━━━ Data records

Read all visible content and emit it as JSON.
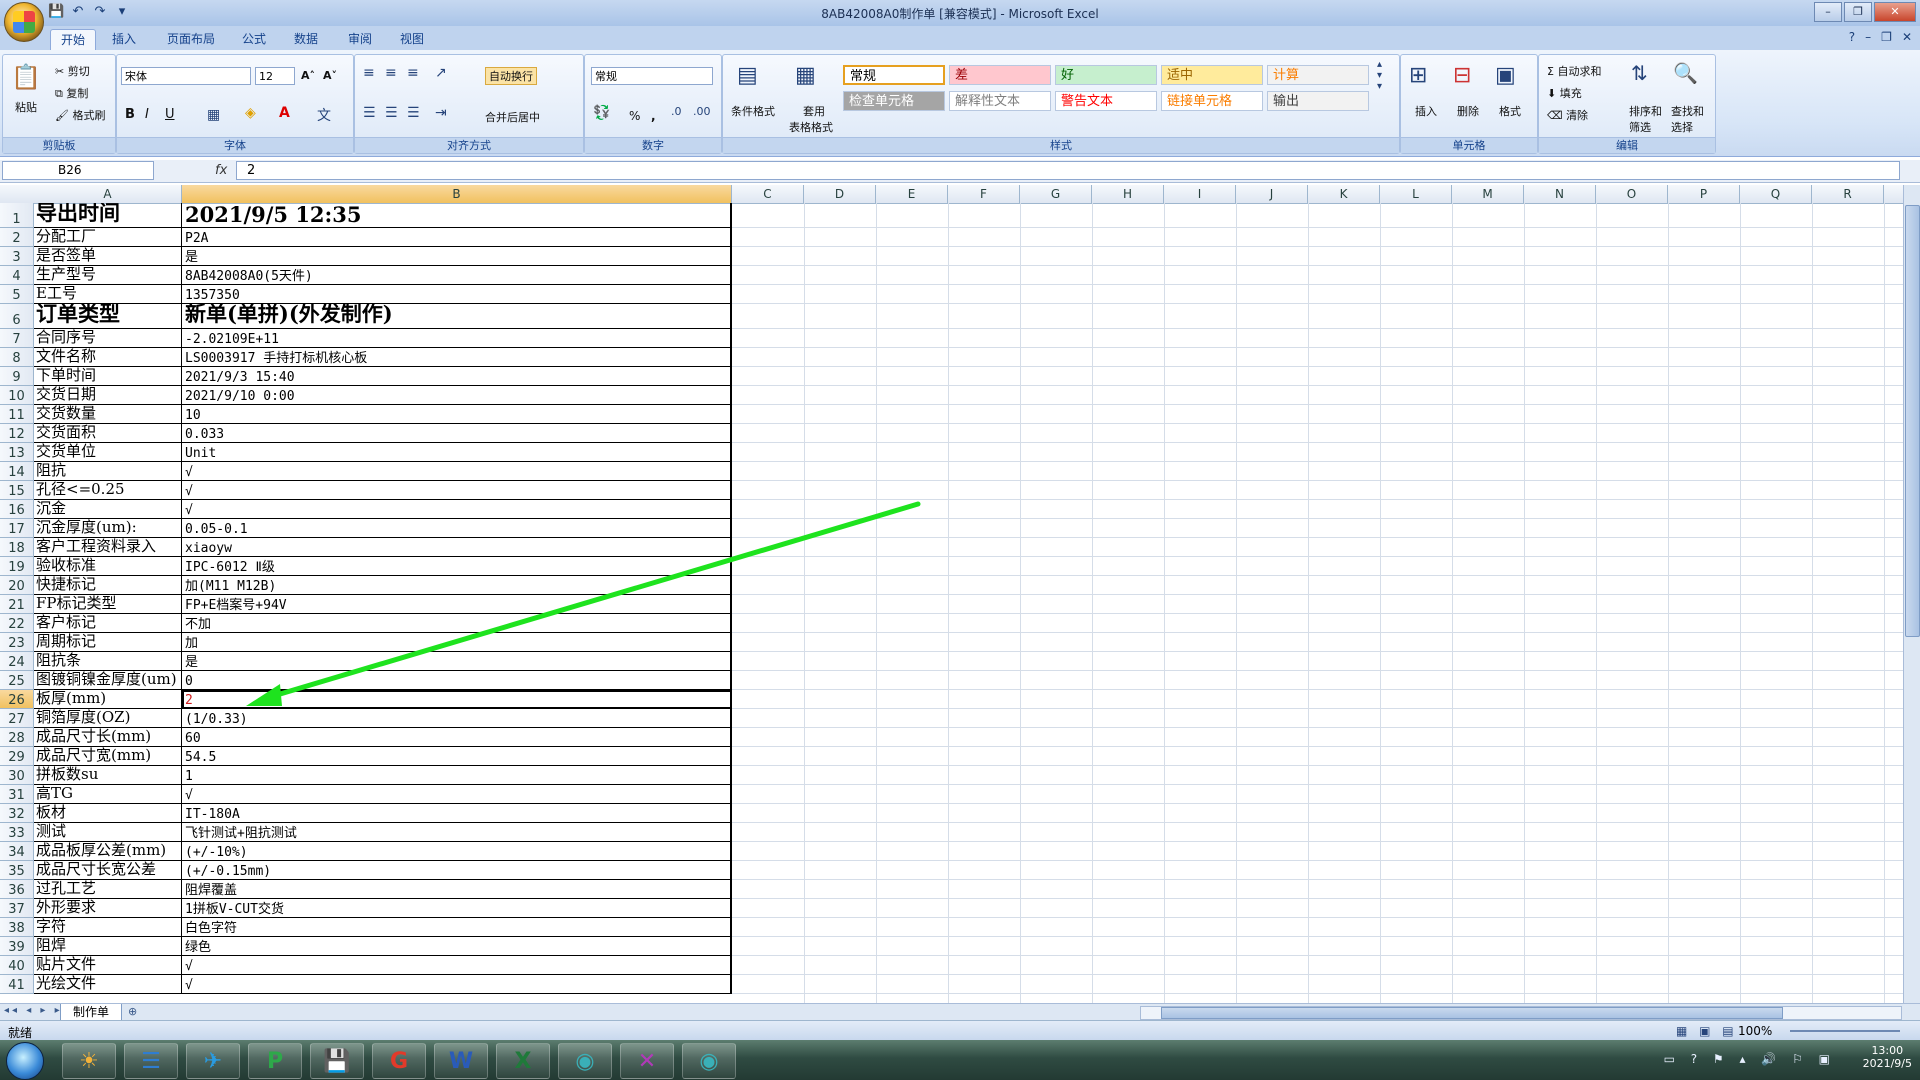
{
  "window": {
    "title": "8AB42008A0制作单  [兼容模式] - Microsoft Excel",
    "controls": [
      "–",
      "❐",
      "✕"
    ]
  },
  "qat": [
    "💾",
    "↶",
    "↷",
    "▾"
  ],
  "tabs": [
    "开始",
    "插入",
    "页面布局",
    "公式",
    "数据",
    "审阅",
    "视图"
  ],
  "ribbon": {
    "clipboard": {
      "paste": "粘贴",
      "cut": "剪切",
      "copy": "复制",
      "format_painter": "格式刷",
      "label": "剪贴板"
    },
    "font": {
      "name": "宋体",
      "size": "12",
      "bold": "B",
      "italic": "I",
      "underline": "U",
      "grow": "A˄",
      "shrink": "A˅",
      "label": "字体"
    },
    "alignment": {
      "wrap": "自动换行",
      "merge": "合并后居中",
      "label": "对齐方式"
    },
    "number": {
      "format": "常规",
      "percent": "%",
      "comma": ",",
      "label": "数字"
    },
    "styles": {
      "conditional": "条件格式",
      "table_format_1": "套用",
      "table_format_2": "表格格式",
      "cells": [
        {
          "text": "常规",
          "bg": "#ffffff",
          "fg": "#000000"
        },
        {
          "text": "差",
          "bg": "#ffc7ce",
          "fg": "#9c0006"
        },
        {
          "text": "好",
          "bg": "#c6efce",
          "fg": "#006100"
        },
        {
          "text": "适中",
          "bg": "#ffeb9c",
          "fg": "#9c6500"
        },
        {
          "text": "计算",
          "bg": "#f2f2f2",
          "fg": "#fa7d00"
        },
        {
          "text": "检查单元格",
          "bg": "#a5a5a5",
          "fg": "#ffffff"
        },
        {
          "text": "解释性文本",
          "bg": "#ffffff",
          "fg": "#7f7f7f"
        },
        {
          "text": "警告文本",
          "bg": "#ffffff",
          "fg": "#ff0000"
        },
        {
          "text": "链接单元格",
          "bg": "#ffffff",
          "fg": "#fa7d00"
        },
        {
          "text": "输出",
          "bg": "#f2f2f2",
          "fg": "#3f3f3f"
        }
      ],
      "label": "样式"
    },
    "cells": {
      "insert": "插入",
      "delete": "删除",
      "format": "格式",
      "label": "单元格"
    },
    "editing": {
      "autosum": "Σ 自动求和",
      "fill": "填充",
      "clear": "清除",
      "sort_1": "排序和",
      "sort_2": "筛选",
      "find_1": "查找和",
      "find_2": "选择",
      "label": "编辑"
    }
  },
  "formula_bar": {
    "name_box": "B26",
    "fx": "fx",
    "content": "2"
  },
  "columns": [
    "A",
    "B",
    "C",
    "D",
    "E",
    "F",
    "G",
    "H",
    "I",
    "J",
    "K",
    "L",
    "M",
    "N",
    "O",
    "P",
    "Q",
    "R"
  ],
  "rows": [
    {
      "n": "1",
      "a": "导出时间",
      "b": "2021/9/5 12:35",
      "big": true
    },
    {
      "n": "2",
      "a": "分配工厂",
      "b": "P2A"
    },
    {
      "n": "3",
      "a": "是否签单",
      "b": "是"
    },
    {
      "n": "4",
      "a": "生产型号",
      "b": "8AB42008A0(5天件)"
    },
    {
      "n": "5",
      "a": "E工号",
      "b": "1357350"
    },
    {
      "n": "6",
      "a": "订单类型",
      "b": "新单(单拼)(外发制作)",
      "big": true
    },
    {
      "n": "7",
      "a": "合同序号",
      "b": "-2.02109E+11"
    },
    {
      "n": "8",
      "a": "文件名称",
      "b": "LS0003917 手持打标机核心板"
    },
    {
      "n": "9",
      "a": "下单时间",
      "b": "2021/9/3 15:40"
    },
    {
      "n": "10",
      "a": "交货日期",
      "b": "2021/9/10 0:00"
    },
    {
      "n": "11",
      "a": "交货数量",
      "b": "10"
    },
    {
      "n": "12",
      "a": "交货面积",
      "b": "0.033"
    },
    {
      "n": "13",
      "a": "交货单位",
      "b": "Unit"
    },
    {
      "n": "14",
      "a": "阻抗",
      "b": "√"
    },
    {
      "n": "15",
      "a": "孔径<=0.25",
      "b": "√"
    },
    {
      "n": "16",
      "a": "沉金",
      "b": "√"
    },
    {
      "n": "17",
      "a": "沉金厚度(um):",
      "b": "0.05-0.1"
    },
    {
      "n": "18",
      "a": "客户工程资料录入",
      "b": "xiaoyw"
    },
    {
      "n": "19",
      "a": "验收标准",
      "b": "IPC-6012 Ⅱ级"
    },
    {
      "n": "20",
      "a": "快捷标记",
      "b": "加(M11 M12B)"
    },
    {
      "n": "21",
      "a": "FP标记类型",
      "b": "FP+E档案号+94V"
    },
    {
      "n": "22",
      "a": "客户标记",
      "b": "不加"
    },
    {
      "n": "23",
      "a": "周期标记",
      "b": "加"
    },
    {
      "n": "24",
      "a": "阻抗条",
      "b": "是"
    },
    {
      "n": "25",
      "a": "图镀铜镍金厚度(um)",
      "b": "0"
    },
    {
      "n": "26",
      "a": "板厚(mm)",
      "b": "2",
      "selected": true
    },
    {
      "n": "27",
      "a": "铜箔厚度(OZ)",
      "b": "(1/0.33)"
    },
    {
      "n": "28",
      "a": "成品尺寸长(mm)",
      "b": "60"
    },
    {
      "n": "29",
      "a": "成品尺寸宽(mm)",
      "b": "54.5"
    },
    {
      "n": "30",
      "a": "拼板数su",
      "b": "1"
    },
    {
      "n": "31",
      "a": "高TG",
      "b": "√"
    },
    {
      "n": "32",
      "a": "板材",
      "b": "IT-180A"
    },
    {
      "n": "33",
      "a": "测试",
      "b": "飞针测试+阻抗测试"
    },
    {
      "n": "34",
      "a": "成品板厚公差(mm)",
      "b": "(+/-10%)"
    },
    {
      "n": "35",
      "a": "成品尺寸长宽公差",
      "b": "(+/-0.15mm)"
    },
    {
      "n": "36",
      "a": "过孔工艺",
      "b": "阻焊覆盖"
    },
    {
      "n": "37",
      "a": "外形要求",
      "b": "1拼板V-CUT交货"
    },
    {
      "n": "38",
      "a": "字符",
      "b": "白色字符"
    },
    {
      "n": "39",
      "a": "阻焊",
      "b": "绿色"
    },
    {
      "n": "40",
      "a": "贴片文件",
      "b": "√"
    },
    {
      "n": "41",
      "a": "光绘文件",
      "b": "√"
    }
  ],
  "sheet": {
    "nav": "◂◂ ◂ ▸ ▸▸",
    "tab": "制作单",
    "new": "⊕"
  },
  "status": {
    "ready": "就绪",
    "zoom": "100%",
    "views": "▦ ▣ ▤"
  },
  "annotation": {
    "color": "#1ee31e"
  },
  "taskbar": {
    "apps": [
      {
        "glyph": "☀",
        "color": "#f3b23a"
      },
      {
        "glyph": "☰",
        "color": "#2f7dd0"
      },
      {
        "glyph": "✈",
        "color": "#2a9be0"
      },
      {
        "glyph": "P",
        "color": "#2ea84a"
      },
      {
        "glyph": "💾",
        "color": "#2c5fb3"
      },
      {
        "glyph": "G",
        "color": "#e23a2a"
      },
      {
        "glyph": "W",
        "color": "#2a5bb8"
      },
      {
        "glyph": "X",
        "color": "#1f7a3a"
      },
      {
        "glyph": "◉",
        "color": "#3ab0b8"
      },
      {
        "glyph": "✕",
        "color": "#b03ab8"
      },
      {
        "glyph": "◉",
        "color": "#3ab0b8"
      }
    ],
    "tray_icons": "▭ ? ⚑ ▴ 🔊 ⚐ ▣",
    "time": "13:00",
    "date": "2021/9/5"
  }
}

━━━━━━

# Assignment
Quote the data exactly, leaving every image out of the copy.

# Output for this task
Read all visible content and emit it as JSON.
{
  "window": {
    "title": "8AB42008A0制作单  [兼容模式] - Microsoft Excel",
    "controls": [
      "–",
      "❐",
      "✕"
    ]
  },
  "qat": [
    "💾",
    "↶",
    "↷",
    "▾"
  ],
  "tabs": [
    "开始",
    "插入",
    "页面布局",
    "公式",
    "数据",
    "审阅",
    "视图"
  ],
  "ribbon": {
    "clipboard": {
      "paste": "粘贴",
      "cut": "剪切",
      "copy": "复制",
      "format_painter": "格式刷",
      "label": "剪贴板"
    },
    "font": {
      "name": "宋体",
      "size": "12",
      "bold": "B",
      "italic": "I",
      "underline": "U",
      "grow": "A˄",
      "shrink": "A˅",
      "label": "字体"
    },
    "alignment": {
      "wrap": "自动换行",
      "merge": "合并后居中",
      "label": "对齐方式"
    },
    "number": {
      "format": "常规",
      "percent": "%",
      "comma": ",",
      "label": "数字"
    },
    "styles": {
      "conditional": "条件格式",
      "table_format_1": "套用",
      "table_format_2": "表格格式",
      "cells": [
        {
          "text": "常规",
          "bg": "#ffffff",
          "fg": "#000000"
        },
        {
          "text": "差",
          "bg": "#ffc7ce",
          "fg": "#9c0006"
        },
        {
          "text": "好",
          "bg": "#c6efce",
          "fg": "#006100"
        },
        {
          "text": "适中",
          "bg": "#ffeb9c",
          "fg": "#9c6500"
        },
        {
          "text": "计算",
          "bg": "#f2f2f2",
          "fg": "#fa7d00"
        },
        {
          "text": "检查单元格",
          "bg": "#a5a5a5",
          "fg": "#ffffff"
        },
        {
          "text": "解释性文本",
          "bg": "#ffffff",
          "fg": "#7f7f7f"
        },
        {
          "text": "警告文本",
          "bg": "#ffffff",
          "fg": "#ff0000"
        },
        {
          "text": "链接单元格",
          "bg": "#ffffff",
          "fg": "#fa7d00"
        },
        {
          "text": "输出",
          "bg": "#f2f2f2",
          "fg": "#3f3f3f"
        }
      ],
      "label": "样式"
    },
    "cells": {
      "insert": "插入",
      "delete": "删除",
      "format": "格式",
      "label": "单元格"
    },
    "editing": {
      "autosum": "Σ 自动求和",
      "fill": "填充",
      "clear": "清除",
      "sort_1": "排序和",
      "sort_2": "筛选",
      "find_1": "查找和",
      "find_2": "选择",
      "label": "编辑"
    }
  },
  "formula_bar": {
    "name_box": "B26",
    "fx": "fx",
    "content": "2"
  },
  "columns": [
    "A",
    "B",
    "C",
    "D",
    "E",
    "F",
    "G",
    "H",
    "I",
    "J",
    "K",
    "L",
    "M",
    "N",
    "O",
    "P",
    "Q",
    "R"
  ],
  "rows": [
    {
      "n": "1",
      "a": "导出时间",
      "b": "2021/9/5 12:35",
      "big": true
    },
    {
      "n": "2",
      "a": "分配工厂",
      "b": "P2A"
    },
    {
      "n": "3",
      "a": "是否签单",
      "b": "是"
    },
    {
      "n": "4",
      "a": "生产型号",
      "b": "8AB42008A0(5天件)"
    },
    {
      "n": "5",
      "a": "E工号",
      "b": "1357350"
    },
    {
      "n": "6",
      "a": "订单类型",
      "b": "新单(单拼)(外发制作)",
      "big": true
    },
    {
      "n": "7",
      "a": "合同序号",
      "b": "-2.02109E+11"
    },
    {
      "n": "8",
      "a": "文件名称",
      "b": "LS0003917 手持打标机核心板"
    },
    {
      "n": "9",
      "a": "下单时间",
      "b": "2021/9/3 15:40"
    },
    {
      "n": "10",
      "a": "交货日期",
      "b": "2021/9/10 0:00"
    },
    {
      "n": "11",
      "a": "交货数量",
      "b": "10"
    },
    {
      "n": "12",
      "a": "交货面积",
      "b": "0.033"
    },
    {
      "n": "13",
      "a": "交货单位",
      "b": "Unit"
    },
    {
      "n": "14",
      "a": "阻抗",
      "b": "√"
    },
    {
      "n": "15",
      "a": "孔径<=0.25",
      "b": "√"
    },
    {
      "n": "16",
      "a": "沉金",
      "b": "√"
    },
    {
      "n": "17",
      "a": "沉金厚度(um):",
      "b": "0.05-0.1"
    },
    {
      "n": "18",
      "a": "客户工程资料录入",
      "b": "xiaoyw"
    },
    {
      "n": "19",
      "a": "验收标准",
      "b": "IPC-6012 Ⅱ级"
    },
    {
      "n": "20",
      "a": "快捷标记",
      "b": "加(M11 M12B)"
    },
    {
      "n": "21",
      "a": "FP标记类型",
      "b": "FP+E档案号+94V"
    },
    {
      "n": "22",
      "a": "客户标记",
      "b": "不加"
    },
    {
      "n": "23",
      "a": "周期标记",
      "b": "加"
    },
    {
      "n": "24",
      "a": "阻抗条",
      "b": "是"
    },
    {
      "n": "25",
      "a": "图镀铜镍金厚度(um)",
      "b": "0"
    },
    {
      "n": "26",
      "a": "板厚(mm)",
      "b": "2",
      "selected": true
    },
    {
      "n": "27",
      "a": "铜箔厚度(OZ)",
      "b": "(1/0.33)"
    },
    {
      "n": "28",
      "a": "成品尺寸长(mm)",
      "b": "60"
    },
    {
      "n": "29",
      "a": "成品尺寸宽(mm)",
      "b": "54.5"
    },
    {
      "n": "30",
      "a": "拼板数su",
      "b": "1"
    },
    {
      "n": "31",
      "a": "高TG",
      "b": "√"
    },
    {
      "n": "32",
      "a": "板材",
      "b": "IT-180A"
    },
    {
      "n": "33",
      "a": "测试",
      "b": "飞针测试+阻抗测试"
    },
    {
      "n": "34",
      "a": "成品板厚公差(mm)",
      "b": "(+/-10%)"
    },
    {
      "n": "35",
      "a": "成品尺寸长宽公差",
      "b": "(+/-0.15mm)"
    },
    {
      "n": "36",
      "a": "过孔工艺",
      "b": "阻焊覆盖"
    },
    {
      "n": "37",
      "a": "外形要求",
      "b": "1拼板V-CUT交货"
    },
    {
      "n": "38",
      "a": "字符",
      "b": "白色字符"
    },
    {
      "n": "39",
      "a": "阻焊",
      "b": "绿色"
    },
    {
      "n": "40",
      "a": "贴片文件",
      "b": "√"
    },
    {
      "n": "41",
      "a": "光绘文件",
      "b": "√"
    }
  ],
  "sheet": {
    "nav": "◂◂ ◂ ▸ ▸▸",
    "tab": "制作单",
    "new": "⊕"
  },
  "status": {
    "ready": "就绪",
    "zoom": "100%",
    "views": "▦ ▣ ▤"
  },
  "annotation": {
    "color": "#1ee31e"
  },
  "taskbar": {
    "apps": [
      {
        "glyph": "☀",
        "color": "#f3b23a"
      },
      {
        "glyph": "☰",
        "color": "#2f7dd0"
      },
      {
        "glyph": "✈",
        "color": "#2a9be0"
      },
      {
        "glyph": "P",
        "color": "#2ea84a"
      },
      {
        "glyph": "💾",
        "color": "#2c5fb3"
      },
      {
        "glyph": "G",
        "color": "#e23a2a"
      },
      {
        "glyph": "W",
        "color": "#2a5bb8"
      },
      {
        "glyph": "X",
        "color": "#1f7a3a"
      },
      {
        "glyph": "◉",
        "color": "#3ab0b8"
      },
      {
        "glyph": "✕",
        "color": "#b03ab8"
      },
      {
        "glyph": "◉",
        "color": "#3ab0b8"
      }
    ],
    "tray_icons": "▭ ? ⚑ ▴ 🔊 ⚐ ▣",
    "time": "13:00",
    "date": "2021/9/5"
  }
}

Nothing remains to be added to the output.